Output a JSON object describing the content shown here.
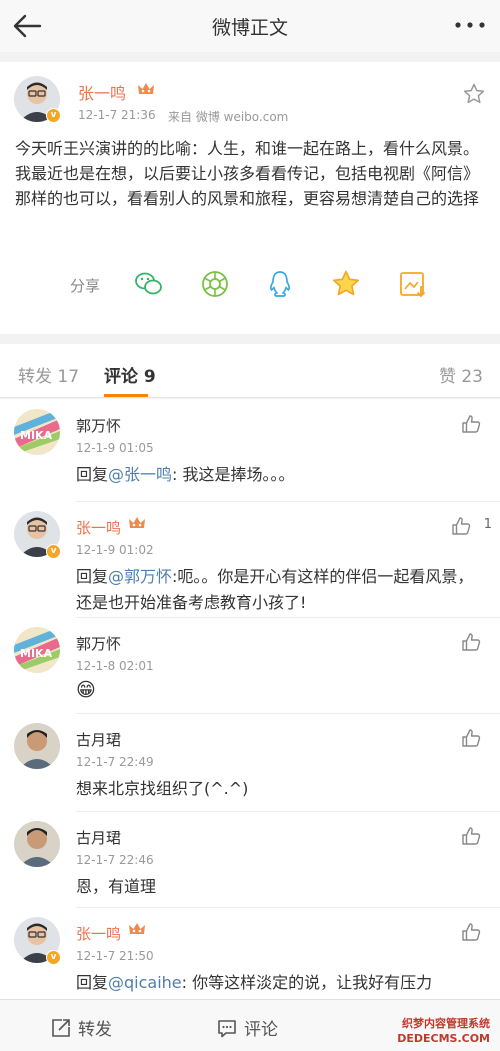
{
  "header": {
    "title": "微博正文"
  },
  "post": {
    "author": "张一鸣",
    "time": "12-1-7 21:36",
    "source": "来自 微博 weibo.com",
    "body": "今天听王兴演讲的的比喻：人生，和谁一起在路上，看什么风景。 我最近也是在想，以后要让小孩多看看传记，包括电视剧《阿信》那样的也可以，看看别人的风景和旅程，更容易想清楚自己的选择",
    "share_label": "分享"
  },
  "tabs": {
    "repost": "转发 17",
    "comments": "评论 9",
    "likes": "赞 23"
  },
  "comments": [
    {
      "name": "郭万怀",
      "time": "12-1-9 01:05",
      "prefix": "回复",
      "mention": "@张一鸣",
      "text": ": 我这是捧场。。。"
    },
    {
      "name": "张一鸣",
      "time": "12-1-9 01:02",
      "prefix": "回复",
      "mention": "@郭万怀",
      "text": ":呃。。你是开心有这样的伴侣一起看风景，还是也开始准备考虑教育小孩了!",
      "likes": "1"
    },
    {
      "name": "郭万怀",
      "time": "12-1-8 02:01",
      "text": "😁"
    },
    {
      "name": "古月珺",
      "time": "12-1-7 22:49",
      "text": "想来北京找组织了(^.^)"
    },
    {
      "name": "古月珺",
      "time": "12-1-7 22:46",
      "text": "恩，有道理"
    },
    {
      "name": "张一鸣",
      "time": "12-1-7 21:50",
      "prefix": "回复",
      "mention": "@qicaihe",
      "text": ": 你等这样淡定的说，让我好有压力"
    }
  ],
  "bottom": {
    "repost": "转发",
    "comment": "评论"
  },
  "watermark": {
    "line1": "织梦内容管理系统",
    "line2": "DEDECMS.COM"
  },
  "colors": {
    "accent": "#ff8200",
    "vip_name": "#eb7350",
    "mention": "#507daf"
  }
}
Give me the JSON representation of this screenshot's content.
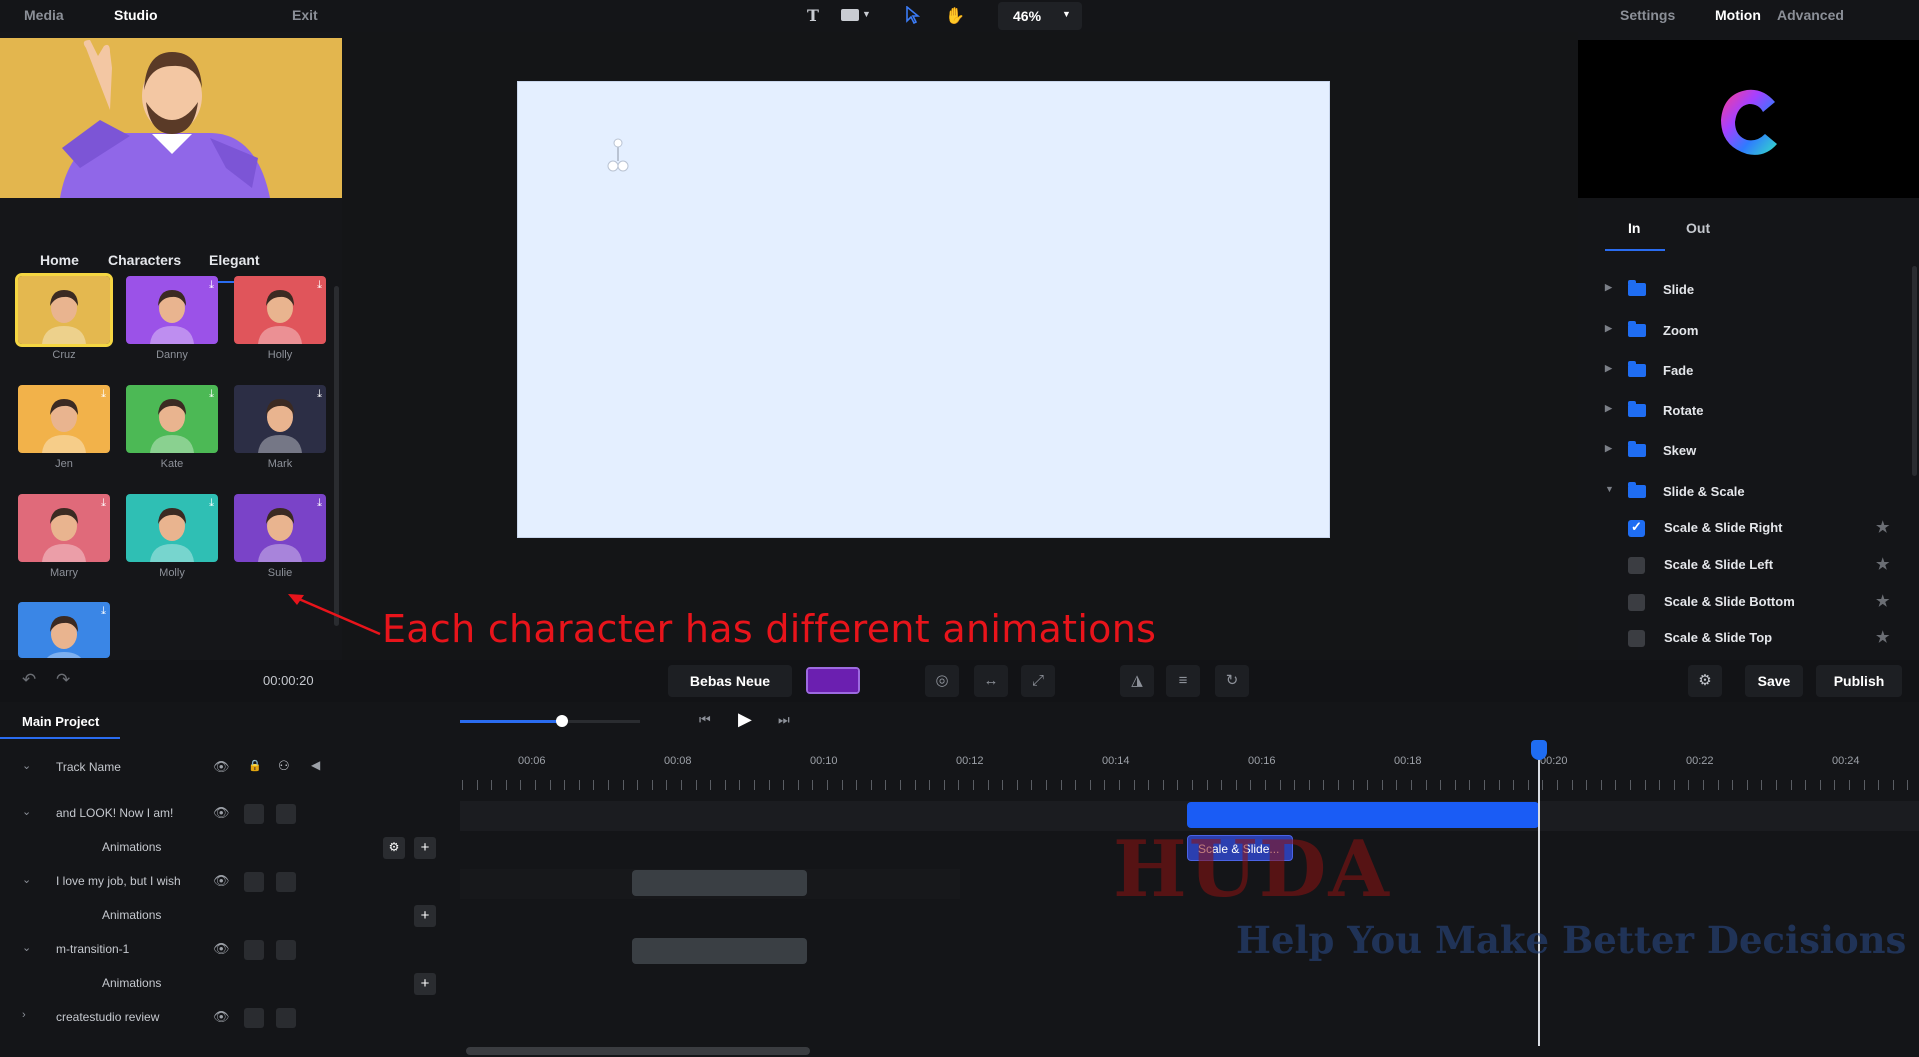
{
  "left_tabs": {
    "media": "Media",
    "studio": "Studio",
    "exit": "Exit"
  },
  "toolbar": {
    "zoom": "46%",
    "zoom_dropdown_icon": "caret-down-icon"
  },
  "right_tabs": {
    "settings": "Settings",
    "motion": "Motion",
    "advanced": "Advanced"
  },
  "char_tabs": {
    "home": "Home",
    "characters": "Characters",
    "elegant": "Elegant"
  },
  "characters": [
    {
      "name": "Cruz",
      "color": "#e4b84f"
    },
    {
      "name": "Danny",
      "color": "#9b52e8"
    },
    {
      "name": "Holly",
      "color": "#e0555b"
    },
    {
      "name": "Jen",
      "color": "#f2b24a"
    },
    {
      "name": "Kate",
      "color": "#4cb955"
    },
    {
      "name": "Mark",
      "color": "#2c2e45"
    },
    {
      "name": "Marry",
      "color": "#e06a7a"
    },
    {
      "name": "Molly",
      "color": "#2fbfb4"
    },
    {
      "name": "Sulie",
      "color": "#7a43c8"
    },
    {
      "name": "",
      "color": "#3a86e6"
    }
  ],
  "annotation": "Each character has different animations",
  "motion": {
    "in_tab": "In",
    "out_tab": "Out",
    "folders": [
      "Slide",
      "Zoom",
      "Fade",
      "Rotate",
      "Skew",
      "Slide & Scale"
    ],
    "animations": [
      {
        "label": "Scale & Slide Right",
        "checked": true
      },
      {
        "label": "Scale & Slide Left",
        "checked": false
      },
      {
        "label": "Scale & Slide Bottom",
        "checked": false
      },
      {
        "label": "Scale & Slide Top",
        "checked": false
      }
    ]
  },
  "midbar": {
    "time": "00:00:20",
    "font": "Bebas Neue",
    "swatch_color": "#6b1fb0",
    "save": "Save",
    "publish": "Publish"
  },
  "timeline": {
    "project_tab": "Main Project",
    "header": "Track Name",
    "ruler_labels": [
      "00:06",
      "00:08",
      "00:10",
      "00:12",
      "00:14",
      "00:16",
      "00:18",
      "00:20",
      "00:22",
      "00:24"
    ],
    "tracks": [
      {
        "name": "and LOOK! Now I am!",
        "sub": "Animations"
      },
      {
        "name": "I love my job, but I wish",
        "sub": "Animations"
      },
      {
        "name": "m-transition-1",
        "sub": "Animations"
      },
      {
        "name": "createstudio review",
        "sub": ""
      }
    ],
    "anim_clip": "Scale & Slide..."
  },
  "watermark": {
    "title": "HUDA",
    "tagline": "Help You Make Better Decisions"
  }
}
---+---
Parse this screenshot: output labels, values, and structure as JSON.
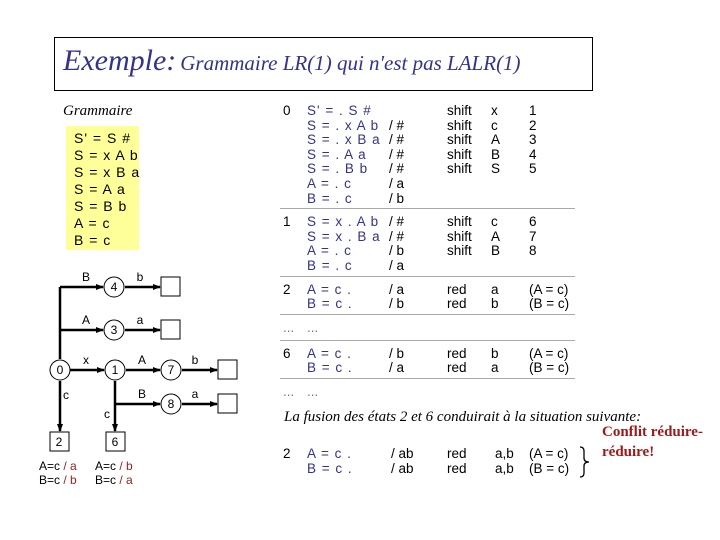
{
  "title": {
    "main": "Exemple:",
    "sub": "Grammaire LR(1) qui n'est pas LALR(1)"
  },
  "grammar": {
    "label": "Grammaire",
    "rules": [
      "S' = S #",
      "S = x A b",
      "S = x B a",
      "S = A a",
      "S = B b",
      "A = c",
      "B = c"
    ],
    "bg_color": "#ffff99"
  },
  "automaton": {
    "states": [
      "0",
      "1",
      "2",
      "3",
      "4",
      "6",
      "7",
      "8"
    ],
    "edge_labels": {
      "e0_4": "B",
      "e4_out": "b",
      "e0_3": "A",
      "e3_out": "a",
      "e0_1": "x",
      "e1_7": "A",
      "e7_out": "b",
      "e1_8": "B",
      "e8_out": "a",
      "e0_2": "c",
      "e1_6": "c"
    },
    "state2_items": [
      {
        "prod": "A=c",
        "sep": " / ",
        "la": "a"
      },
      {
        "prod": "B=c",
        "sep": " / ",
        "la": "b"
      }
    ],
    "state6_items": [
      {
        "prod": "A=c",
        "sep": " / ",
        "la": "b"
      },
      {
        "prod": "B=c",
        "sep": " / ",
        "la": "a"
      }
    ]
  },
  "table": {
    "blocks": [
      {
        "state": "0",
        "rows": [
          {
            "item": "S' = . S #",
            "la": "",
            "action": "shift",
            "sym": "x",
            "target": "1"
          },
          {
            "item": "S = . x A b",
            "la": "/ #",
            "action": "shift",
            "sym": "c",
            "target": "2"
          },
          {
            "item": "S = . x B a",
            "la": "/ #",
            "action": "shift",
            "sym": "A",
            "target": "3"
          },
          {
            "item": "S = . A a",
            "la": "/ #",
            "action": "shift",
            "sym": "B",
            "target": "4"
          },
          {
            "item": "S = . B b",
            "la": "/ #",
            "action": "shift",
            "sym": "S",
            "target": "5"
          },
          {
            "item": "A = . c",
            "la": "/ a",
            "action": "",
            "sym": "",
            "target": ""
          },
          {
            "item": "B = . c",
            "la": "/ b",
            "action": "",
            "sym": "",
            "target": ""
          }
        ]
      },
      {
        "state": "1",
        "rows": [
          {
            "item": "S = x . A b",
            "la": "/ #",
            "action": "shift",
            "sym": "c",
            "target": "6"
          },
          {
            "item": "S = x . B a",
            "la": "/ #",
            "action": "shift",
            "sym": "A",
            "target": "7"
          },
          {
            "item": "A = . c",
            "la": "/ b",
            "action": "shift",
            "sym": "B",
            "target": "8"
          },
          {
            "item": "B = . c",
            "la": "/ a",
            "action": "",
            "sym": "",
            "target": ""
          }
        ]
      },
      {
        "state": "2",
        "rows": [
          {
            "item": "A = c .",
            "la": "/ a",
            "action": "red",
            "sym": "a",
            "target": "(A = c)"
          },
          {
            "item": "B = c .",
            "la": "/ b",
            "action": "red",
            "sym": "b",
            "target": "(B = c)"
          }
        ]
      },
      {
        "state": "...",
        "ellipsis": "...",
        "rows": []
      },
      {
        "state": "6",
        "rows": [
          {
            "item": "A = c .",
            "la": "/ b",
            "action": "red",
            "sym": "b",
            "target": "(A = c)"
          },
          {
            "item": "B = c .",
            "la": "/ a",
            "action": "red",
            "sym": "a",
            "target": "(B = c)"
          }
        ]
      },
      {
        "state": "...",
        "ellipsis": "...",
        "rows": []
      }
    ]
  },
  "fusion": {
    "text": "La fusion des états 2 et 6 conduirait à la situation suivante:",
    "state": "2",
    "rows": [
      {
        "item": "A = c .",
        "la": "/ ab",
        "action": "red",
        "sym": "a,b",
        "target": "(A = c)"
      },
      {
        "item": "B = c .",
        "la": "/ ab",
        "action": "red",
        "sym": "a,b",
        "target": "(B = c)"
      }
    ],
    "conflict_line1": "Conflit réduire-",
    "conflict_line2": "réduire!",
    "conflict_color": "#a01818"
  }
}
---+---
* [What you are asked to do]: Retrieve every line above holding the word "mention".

* [Answer box]:
      "mention": "@张一鸣",
      "mention": "@郭万怀",
      "mention": "@qicaihe",
    "mention": "#507daf"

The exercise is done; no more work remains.